▶ [Goal of the exercise] Each record should be written out exactly as given.

(Items from a dataset)
== Segment start ==
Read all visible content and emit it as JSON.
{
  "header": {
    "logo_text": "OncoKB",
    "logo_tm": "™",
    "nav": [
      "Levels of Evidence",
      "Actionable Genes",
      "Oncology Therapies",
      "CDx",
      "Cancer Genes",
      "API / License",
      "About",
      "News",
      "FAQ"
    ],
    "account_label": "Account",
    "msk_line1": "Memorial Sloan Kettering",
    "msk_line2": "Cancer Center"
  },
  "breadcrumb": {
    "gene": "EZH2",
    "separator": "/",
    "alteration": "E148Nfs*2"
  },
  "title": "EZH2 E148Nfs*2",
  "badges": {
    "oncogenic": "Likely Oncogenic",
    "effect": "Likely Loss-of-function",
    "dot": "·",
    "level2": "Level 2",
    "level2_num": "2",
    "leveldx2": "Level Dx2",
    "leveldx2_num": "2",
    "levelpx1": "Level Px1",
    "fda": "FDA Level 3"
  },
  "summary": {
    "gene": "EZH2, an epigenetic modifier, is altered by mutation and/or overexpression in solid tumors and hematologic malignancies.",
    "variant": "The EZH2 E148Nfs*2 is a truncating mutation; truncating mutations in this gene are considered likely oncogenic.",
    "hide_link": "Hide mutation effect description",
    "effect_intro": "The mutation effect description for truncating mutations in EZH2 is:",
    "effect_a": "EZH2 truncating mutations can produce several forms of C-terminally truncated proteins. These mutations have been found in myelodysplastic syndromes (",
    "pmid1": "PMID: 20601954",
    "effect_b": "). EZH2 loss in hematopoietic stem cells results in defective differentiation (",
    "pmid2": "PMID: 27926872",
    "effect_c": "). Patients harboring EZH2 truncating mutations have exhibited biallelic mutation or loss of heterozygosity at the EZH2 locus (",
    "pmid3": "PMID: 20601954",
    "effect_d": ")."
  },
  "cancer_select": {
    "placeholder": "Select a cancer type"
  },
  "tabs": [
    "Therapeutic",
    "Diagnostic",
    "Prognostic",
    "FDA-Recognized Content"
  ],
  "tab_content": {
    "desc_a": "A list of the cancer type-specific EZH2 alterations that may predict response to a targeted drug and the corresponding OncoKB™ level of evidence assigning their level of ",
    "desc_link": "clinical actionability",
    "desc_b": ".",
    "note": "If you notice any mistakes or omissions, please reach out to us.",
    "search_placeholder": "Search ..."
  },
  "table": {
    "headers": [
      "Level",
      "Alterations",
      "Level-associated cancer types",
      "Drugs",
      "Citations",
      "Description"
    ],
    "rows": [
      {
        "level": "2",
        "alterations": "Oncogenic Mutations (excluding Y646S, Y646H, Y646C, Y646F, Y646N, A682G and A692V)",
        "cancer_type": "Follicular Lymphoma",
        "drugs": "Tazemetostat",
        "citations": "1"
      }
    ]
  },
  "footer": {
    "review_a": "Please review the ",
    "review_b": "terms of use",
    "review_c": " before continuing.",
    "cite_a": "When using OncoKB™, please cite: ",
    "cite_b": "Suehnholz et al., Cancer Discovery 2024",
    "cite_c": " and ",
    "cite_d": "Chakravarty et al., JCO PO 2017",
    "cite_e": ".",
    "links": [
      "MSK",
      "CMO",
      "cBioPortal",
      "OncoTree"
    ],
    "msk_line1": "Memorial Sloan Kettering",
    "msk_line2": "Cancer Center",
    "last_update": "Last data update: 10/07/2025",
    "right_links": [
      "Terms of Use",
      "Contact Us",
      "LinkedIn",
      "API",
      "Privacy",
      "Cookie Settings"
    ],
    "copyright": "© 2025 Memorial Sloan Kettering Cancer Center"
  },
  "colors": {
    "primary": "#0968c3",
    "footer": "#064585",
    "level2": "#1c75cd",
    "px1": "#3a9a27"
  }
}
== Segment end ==
▶ [Task answer]
Read all visible content and emit it as JSON.
{
  "header": {
    "logo_text": "OncoKB",
    "logo_tm": "™",
    "nav": [
      "Levels of Evidence",
      "Actionable Genes",
      "Oncology Therapies",
      "CDx",
      "Cancer Genes",
      "API / License",
      "About",
      "News",
      "FAQ"
    ],
    "account_label": "Account",
    "msk_line1": "Memorial Sloan Kettering",
    "msk_line2": "Cancer Center"
  },
  "breadcrumb": {
    "gene": "EZH2",
    "separator": "/",
    "alteration": "E148Nfs*2"
  },
  "title": "EZH2 E148Nfs*2",
  "badges": {
    "oncogenic": "Likely Oncogenic",
    "effect": "Likely Loss-of-function",
    "dot": "·",
    "level2": "Level 2",
    "level2_num": "2",
    "leveldx2": "Level Dx2",
    "leveldx2_num": "2",
    "levelpx1": "Level Px1",
    "fda": "FDA Level 3"
  },
  "summary": {
    "gene": "EZH2, an epigenetic modifier, is altered by mutation and/or overexpression in solid tumors and hematologic malignancies.",
    "variant": "The EZH2 E148Nfs*2 is a truncating mutation; truncating mutations in this gene are considered likely oncogenic.",
    "hide_link": "Hide mutation effect description",
    "effect_intro": "The mutation effect description for truncating mutations in EZH2 is:",
    "effect_a": "EZH2 truncating mutations can produce several forms of C-terminally truncated proteins. These mutations have been found in myelodysplastic syndromes (",
    "pmid1": "PMID: 20601954",
    "effect_b": "). EZH2 loss in hematopoietic stem cells results in defective differentiation (",
    "pmid2": "PMID: 27926872",
    "effect_c": "). Patients harboring EZH2 truncating mutations have exhibited biallelic mutation or loss of heterozygosity at the EZH2 locus (",
    "pmid3": "PMID: 20601954",
    "effect_d": ")."
  },
  "cancer_select": {
    "placeholder": "Select a cancer type"
  },
  "tabs": [
    "Therapeutic",
    "Diagnostic",
    "Prognostic",
    "FDA-Recognized Content"
  ],
  "tab_content": {
    "desc_a": "A list of the cancer type-specific EZH2 alterations that may predict response to a targeted drug and the corresponding OncoKB™ level of evidence assigning their level of ",
    "desc_link": "clinical actionability",
    "desc_b": ".",
    "note": "If you notice any mistakes or omissions, please reach out to us.",
    "search_placeholder": "Search ..."
  },
  "table": {
    "headers": [
      "Level",
      "Alterations",
      "Level-associated cancer types",
      "Drugs",
      "Citations",
      "Description"
    ],
    "rows": [
      {
        "level": "2",
        "alterations": "Oncogenic Mutations (excluding Y646S, Y646H, Y646C, Y646F, Y646N, A682G and A692V)",
        "cancer_type": "Follicular Lymphoma",
        "drugs": "Tazemetostat",
        "citations": "1"
      }
    ]
  },
  "footer": {
    "review_a": "Please review the ",
    "review_b": "terms of use",
    "review_c": " before continuing.",
    "cite_a": "When using OncoKB™, please cite: ",
    "cite_b": "Suehnholz et al., Cancer Discovery 2024",
    "cite_c": " and ",
    "cite_d": "Chakravarty et al., JCO PO 2017",
    "cite_e": ".",
    "links": [
      "MSK",
      "CMO",
      "cBioPortal",
      "OncoTree"
    ],
    "msk_line1": "Memorial Sloan Kettering",
    "msk_line2": "Cancer Center",
    "last_update": "Last data update: 10/07/2025",
    "right_links": [
      "Terms of Use",
      "Contact Us",
      "LinkedIn",
      "API",
      "Privacy",
      "Cookie Settings"
    ],
    "copyright": "© 2025 Memorial Sloan Kettering Cancer Center"
  },
  "colors": {
    "primary": "#0968c3",
    "footer": "#064585",
    "level2": "#1c75cd",
    "px1": "#3a9a27"
  }
}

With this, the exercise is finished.